iPhone: 2.0 firmware jailbroken, 3G taken apart


Oh, iPhone Dev Team, you are a hoot. It isn’t that you managed to jailbreak the iPhone 2.0 firmware on the day of its release, although we can’t help but smirk at that. It isn’t even that you revealed your handiwork in a playful way. We simply love that you expertly work us into a frenzy for the new jailbreak installer with few casual images and some aloof words. Now give us the installer before we get too antsy, please.

Not to be outshined, though, iFixit has posted a full iPhone 3G teardown, stripping away the sleek casing to feast on the goodness inside. They found some interesting changes from the last model: the glass screen, for example, is no longer glued to the LCD, which will no doubt make repairs less expensive. The battery is also unsoldered, meaning you won’t have to send the phone in for repair if the only battery needs maintenance.

Wiping an iPhone (more thoroughly)


You may be hoping to subsidize the purchase of an iPhone 3G with the sale of your old one, but since you should wipe all your personal data from the old one first, we brought you [Rich Mogull]’s method for wiping all your private data off of an iPhone. The method, which involves overwriting your data with music, is slightly flawed, mainly because of live files that can’t be deleted while the phone’s OS is working and because the OS reserves a portion of the hard drive as unwritable space, which will make it impossible to completely fill it with music.
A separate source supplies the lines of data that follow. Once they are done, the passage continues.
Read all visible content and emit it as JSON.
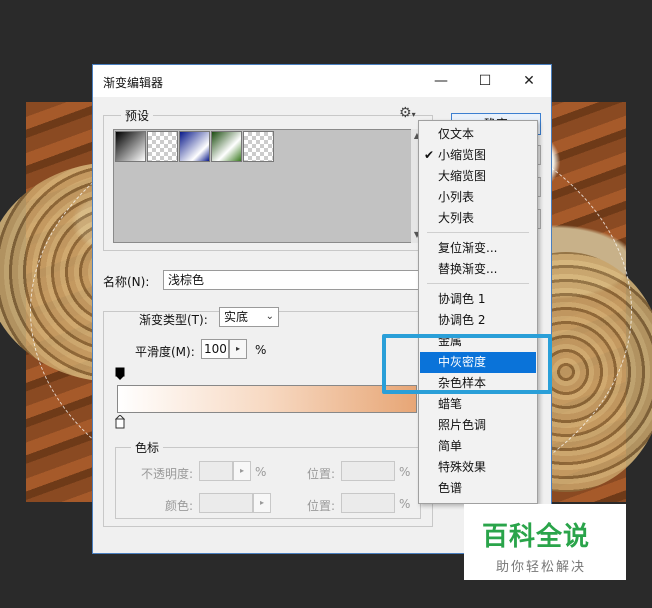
{
  "dialog": {
    "title": "渐变编辑器",
    "window_controls": {
      "minimize": "—",
      "maximize": "☐",
      "close": "✕"
    }
  },
  "presets": {
    "label": "预设",
    "menu_icon": "gear-icon"
  },
  "buttons": {
    "ok_label": "确定"
  },
  "name_field": {
    "label": "名称(N):",
    "value": "浅棕色"
  },
  "gradient_type": {
    "label": "渐变类型(T):",
    "value": "实底"
  },
  "smoothness": {
    "label": "平滑度(M):",
    "value": "100",
    "unit": "%"
  },
  "color_stops": {
    "label": "色标",
    "opacity_label": "不透明度:",
    "opacity_unit": "%",
    "color_label": "颜色:",
    "location_label": "位置:",
    "location_unit": "%"
  },
  "menu": {
    "items": [
      {
        "label": "仅文本"
      },
      {
        "label": "小缩览图",
        "checked": true
      },
      {
        "label": "大缩览图"
      },
      {
        "label": "小列表"
      },
      {
        "label": "大列表"
      },
      {
        "label": "复位渐变..."
      },
      {
        "label": "替换渐变..."
      },
      {
        "label": "协调色 1"
      },
      {
        "label": "协调色 2"
      },
      {
        "label": "金属"
      },
      {
        "label": "中灰密度",
        "selected": true
      },
      {
        "label": "杂色样本"
      },
      {
        "label": "蜡笔"
      },
      {
        "label": "照片色调"
      },
      {
        "label": "简单"
      },
      {
        "label": "特殊效果"
      },
      {
        "label": "色谱"
      }
    ],
    "check_mark": "✔"
  },
  "watermark": {
    "title": "百科全说",
    "subtitle": "助你轻松解决"
  },
  "colors": {
    "selection": "#0a73d9",
    "highlight_frame": "#2a9fd8",
    "watermark_green": "#2aa44a"
  }
}
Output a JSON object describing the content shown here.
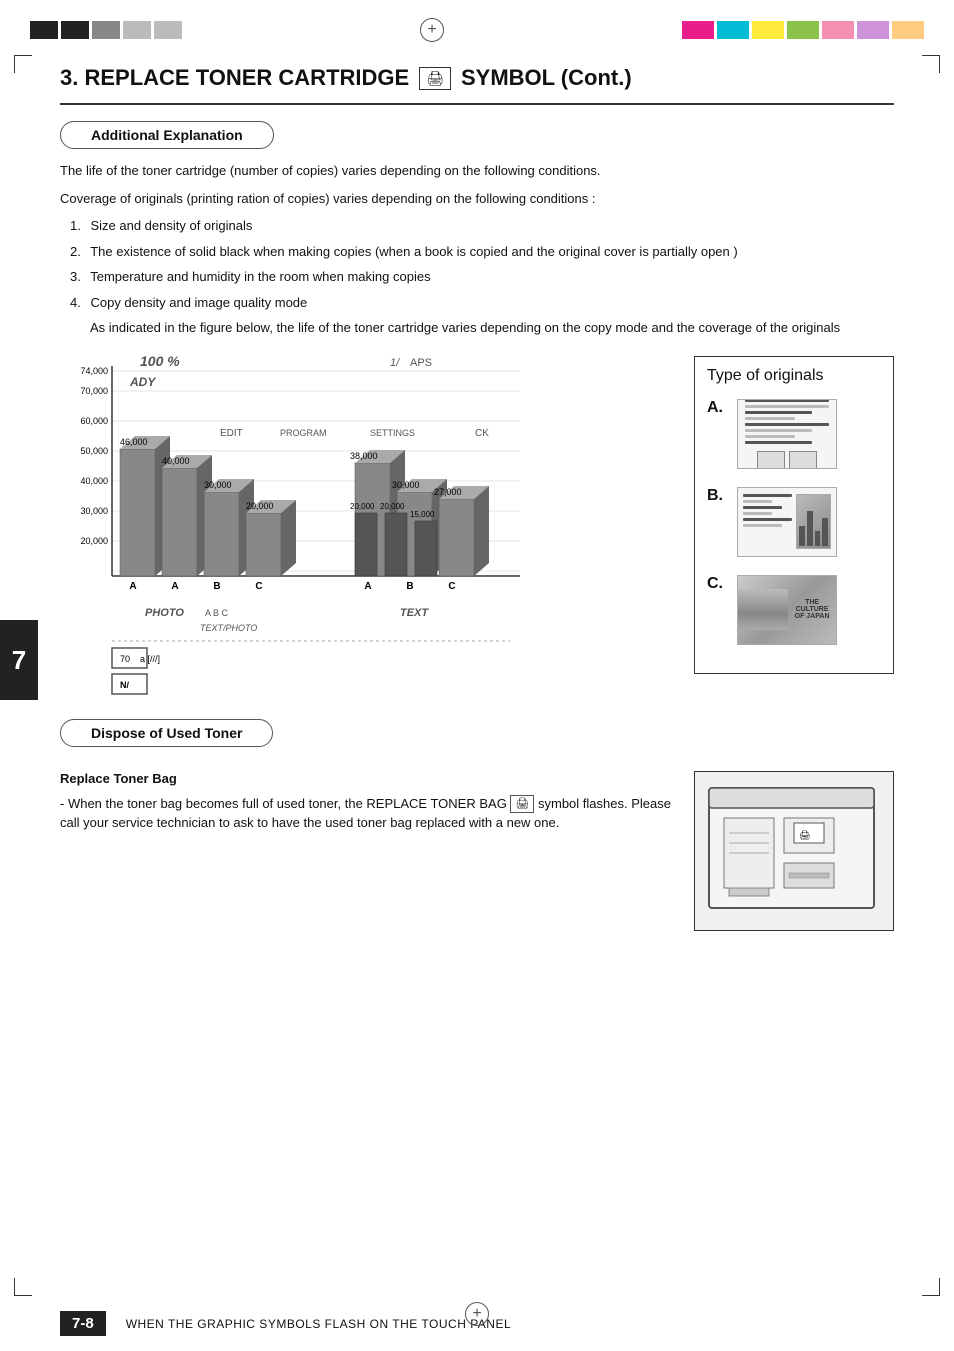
{
  "page": {
    "title": "3. REPLACE TONER CARTRIDGE",
    "title_icon": "🖨",
    "title_suffix": "SYMBOL (Cont.)",
    "section1_label": "Additional Explanation",
    "section1_text1": "The life of the toner cartridge (number of copies) varies depending on the following conditions.",
    "section1_text2": "Coverage of originals (printing ration of copies) varies depending on the following conditions :",
    "list_items": [
      {
        "num": "1.",
        "text": "Size and density of originals"
      },
      {
        "num": "2.",
        "text": "The existence of solid black when making copies (when a book is copied and the original cover is partially open )"
      },
      {
        "num": "3.",
        "text": "Temperature and humidity in the room when making copies"
      },
      {
        "num": "4.",
        "text": "Copy density and image quality mode"
      }
    ],
    "list_item4_indent": "As indicated in the figure below, the life of the toner cartridge varies depending on the copy mode and the coverage of the originals",
    "chart_y_labels": [
      "74,000",
      "70,000",
      "60,000",
      "50,000",
      "40,000",
      "30,000",
      "20,000"
    ],
    "chart_data_labels": [
      "46,000",
      "40,000",
      "30,000",
      "20,000",
      "38,000",
      "30,000",
      "20,000",
      "27,000",
      "20,000",
      "15,000"
    ],
    "chart_x_labels": [
      "A",
      "B",
      "C"
    ],
    "chart_modes": [
      "ADY",
      "EDIT",
      "PROGRAM",
      "SETTINGS",
      "CK",
      "PHOTO",
      "TEXT",
      "TEXT/PHOTO"
    ],
    "legend_title": "Type of originals",
    "legend_items": [
      {
        "label": "A.",
        "type": "text_document"
      },
      {
        "label": "B.",
        "type": "text_with_image"
      },
      {
        "label": "C.",
        "type": "photo"
      }
    ],
    "section2_label": "Dispose of Used Toner",
    "replace_bag_title": "Replace Toner Bag",
    "replace_bag_text": "- When the toner bag becomes full of used toner, the REPLACE TONER BAG",
    "replace_bag_symbol": "🖨",
    "replace_bag_text2": "symbol flashes. Please call your service technician to ask to have the used toner bag replaced with a new one.",
    "page_number": "7-8",
    "footer_text": "WHEN THE GRAPHIC SYMBOLS FLASH ON THE TOUCH PANEL",
    "side_tab_number": "7",
    "colors": {
      "black_swatch": "#111",
      "dark_gray": "#444",
      "mid_gray": "#888",
      "light_gray": "#bbb",
      "cyan": "#00bcd4",
      "magenta": "#e91e8c",
      "yellow": "#ffeb3b",
      "green": "#8bc34a",
      "pink": "#f48fb1",
      "lavender": "#ce93d8",
      "peach": "#ffcc80"
    }
  }
}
For those looking to annihilate every scrap of personal information, check out [Jonathan Zdziarski]’s method. It involves restoring the phone as a new phone, then jailbreaking it. Once the user has shell access, umount is used to force the two mount points into read-only mode. Now the partitions can be overwritten with /dev/zero, which should wipe them clean. The phone should then be forced into recovery mode to perform another full system restore, and the process is complete. As [Zdziarski] notes, several iterations of the process with /dev/random should prevent even NAND recovery, but there is an even better way of ensuring full data destruction: “simply take a sledgehammer to the device.” If you are unfamiliar with the command line though, chances are [Rich Mogull]’s method will be easier for you to handle, but don’t blame us if you sell your phone and the Feds get wise to the evidence you left on it.

[via Engadget]

New vs. old iPhone Apps


You’ve probably never heard of this obscure new device called the iPhone 3G from no-name manufacturer Apple, but we decided to give a rundown of some of its newest apps anyway. We’ll be comparing them to non-SDK third-party apps that only work on jailbroken iPhones.

Continue reading “New vs. old iPhone Apps”

Hackit: What to do with a 1st gen iPhone?


There’s a new iPhone 3G coming out in July. If that statement shocks you, you might want to check your connection. We love new shiny hardware, but what we’re really interested in is the number of “old” iPhones that are going to be hitting the market. Many people will be ditching their 1st generation iPhones just to get GPS and 3G. This abundance plus the new $200 price tag is bound to depress the price for used phones.

A used 1st generation iPhone is actually a pretty attractive device. It’s already been laid wide open by hackers so you can run pretty much anything you want on it instead of waiting for the App Store to tell you what you can and can’t do. You could use it as a WiFi Voip phone, a simple web pad, run an NES emulator, use it as a musical instrument, or build an army of robots.

What will you do when the price of used iPhones bottoms out?